Exercise description:
All of the data is to be copied word for word.

Material for this exercise:
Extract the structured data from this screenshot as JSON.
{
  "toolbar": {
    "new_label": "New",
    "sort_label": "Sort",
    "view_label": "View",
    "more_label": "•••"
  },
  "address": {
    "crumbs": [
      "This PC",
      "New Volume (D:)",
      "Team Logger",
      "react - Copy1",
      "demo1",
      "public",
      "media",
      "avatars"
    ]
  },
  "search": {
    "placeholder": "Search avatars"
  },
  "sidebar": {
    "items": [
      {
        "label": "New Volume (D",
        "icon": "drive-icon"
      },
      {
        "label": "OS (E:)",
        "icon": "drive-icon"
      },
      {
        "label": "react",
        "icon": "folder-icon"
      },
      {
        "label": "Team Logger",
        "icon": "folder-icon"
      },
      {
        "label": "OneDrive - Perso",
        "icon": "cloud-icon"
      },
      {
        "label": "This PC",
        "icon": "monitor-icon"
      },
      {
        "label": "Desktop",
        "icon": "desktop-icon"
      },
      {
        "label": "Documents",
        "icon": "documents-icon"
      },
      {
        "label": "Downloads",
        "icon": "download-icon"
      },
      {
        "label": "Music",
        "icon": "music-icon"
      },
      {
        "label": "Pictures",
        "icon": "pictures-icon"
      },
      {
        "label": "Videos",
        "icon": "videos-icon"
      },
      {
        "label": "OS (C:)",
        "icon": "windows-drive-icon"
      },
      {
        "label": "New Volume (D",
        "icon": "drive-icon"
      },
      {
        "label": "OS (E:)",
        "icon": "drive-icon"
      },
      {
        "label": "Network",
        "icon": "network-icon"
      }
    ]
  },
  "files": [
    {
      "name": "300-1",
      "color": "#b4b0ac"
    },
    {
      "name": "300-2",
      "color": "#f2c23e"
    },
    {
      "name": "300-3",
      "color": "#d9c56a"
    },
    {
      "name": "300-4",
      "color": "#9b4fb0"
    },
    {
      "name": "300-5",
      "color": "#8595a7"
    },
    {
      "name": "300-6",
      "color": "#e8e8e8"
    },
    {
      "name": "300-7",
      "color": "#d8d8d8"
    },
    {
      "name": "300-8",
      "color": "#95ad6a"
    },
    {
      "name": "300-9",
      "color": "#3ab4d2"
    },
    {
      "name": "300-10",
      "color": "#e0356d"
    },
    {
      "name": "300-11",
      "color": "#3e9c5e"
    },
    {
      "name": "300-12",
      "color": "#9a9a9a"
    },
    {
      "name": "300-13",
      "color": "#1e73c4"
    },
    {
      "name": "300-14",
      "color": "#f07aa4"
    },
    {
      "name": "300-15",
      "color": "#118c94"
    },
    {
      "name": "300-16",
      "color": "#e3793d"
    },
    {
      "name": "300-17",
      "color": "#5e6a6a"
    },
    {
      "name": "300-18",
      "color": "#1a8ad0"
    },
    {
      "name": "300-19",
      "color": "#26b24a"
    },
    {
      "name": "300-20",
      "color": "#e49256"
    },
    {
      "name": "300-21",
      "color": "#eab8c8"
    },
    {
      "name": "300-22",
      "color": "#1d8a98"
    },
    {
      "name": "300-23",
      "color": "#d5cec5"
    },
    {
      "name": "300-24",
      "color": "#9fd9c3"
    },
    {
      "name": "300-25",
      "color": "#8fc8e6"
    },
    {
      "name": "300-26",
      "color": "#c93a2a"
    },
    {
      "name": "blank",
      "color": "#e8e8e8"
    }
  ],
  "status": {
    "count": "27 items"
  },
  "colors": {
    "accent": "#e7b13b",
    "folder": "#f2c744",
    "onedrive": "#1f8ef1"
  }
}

Response area:
Extract the structured data from this screenshot as JSON.
{
  "toolbar": {
    "new_label": "New",
    "sort_label": "Sort",
    "view_label": "View",
    "more_label": "•••"
  },
  "address": {
    "crumbs": [
      "This PC",
      "New Volume (D:)",
      "Team Logger",
      "react - Copy1",
      "demo1",
      "public",
      "media",
      "avatars"
    ]
  },
  "search": {
    "placeholder": "Search avatars"
  },
  "sidebar": {
    "items": [
      {
        "label": "New Volume (D",
        "icon": "drive-icon"
      },
      {
        "label": "OS (E:)",
        "icon": "drive-icon"
      },
      {
        "label": "react",
        "icon": "folder-icon"
      },
      {
        "label": "Team Logger",
        "icon": "folder-icon"
      },
      {
        "label": "OneDrive - Perso",
        "icon": "cloud-icon"
      },
      {
        "label": "This PC",
        "icon": "monitor-icon"
      },
      {
        "label": "Desktop",
        "icon": "desktop-icon"
      },
      {
        "label": "Documents",
        "icon": "documents-icon"
      },
      {
        "label": "Downloads",
        "icon": "download-icon"
      },
      {
        "label": "Music",
        "icon": "music-icon"
      },
      {
        "label": "Pictures",
        "icon": "pictures-icon"
      },
      {
        "label": "Videos",
        "icon": "videos-icon"
      },
      {
        "label": "OS (C:)",
        "icon": "windows-drive-icon"
      },
      {
        "label": "New Volume (D",
        "icon": "drive-icon"
      },
      {
        "label": "OS (E:)",
        "icon": "drive-icon"
      },
      {
        "label": "Network",
        "icon": "network-icon"
      }
    ]
  },
  "files": [
    {
      "name": "300-1",
      "color": "#b4b0ac"
    },
    {
      "name": "300-2",
      "color": "#f2c23e"
    },
    {
      "name": "300-3",
      "color": "#d9c56a"
    },
    {
      "name": "300-4",
      "color": "#9b4fb0"
    },
    {
      "name": "300-5",
      "color": "#8595a7"
    },
    {
      "name": "300-6",
      "color": "#e8e8e8"
    },
    {
      "name": "300-7",
      "color": "#d8d8d8"
    },
    {
      "name": "300-8",
      "color": "#95ad6a"
    },
    {
      "name": "300-9",
      "color": "#3ab4d2"
    },
    {
      "name": "300-10",
      "color": "#e0356d"
    },
    {
      "name": "300-11",
      "color": "#3e9c5e"
    },
    {
      "name": "300-12",
      "color": "#9a9a9a"
    },
    {
      "name": "300-13",
      "color": "#1e73c4"
    },
    {
      "name": "300-14",
      "color": "#f07aa4"
    },
    {
      "name": "300-15",
      "color": "#118c94"
    },
    {
      "name": "300-16",
      "color": "#e3793d"
    },
    {
      "name": "300-17",
      "color": "#5e6a6a"
    },
    {
      "name": "300-18",
      "color": "#1a8ad0"
    },
    {
      "name": "300-19",
      "color": "#26b24a"
    },
    {
      "name": "300-20",
      "color": "#e49256"
    },
    {
      "name": "300-21",
      "color": "#eab8c8"
    },
    {
      "name": "300-22",
      "color": "#1d8a98"
    },
    {
      "name": "300-23",
      "color": "#d5cec5"
    },
    {
      "name": "300-24",
      "color": "#9fd9c3"
    },
    {
      "name": "300-25",
      "color": "#8fc8e6"
    },
    {
      "name": "300-26",
      "color": "#c93a2a"
    },
    {
      "name": "blank",
      "color": "#e8e8e8"
    }
  ],
  "status": {
    "count": "27 items"
  },
  "colors": {
    "accent": "#e7b13b",
    "folder": "#f2c744",
    "onedrive": "#1f8ef1"
  }
}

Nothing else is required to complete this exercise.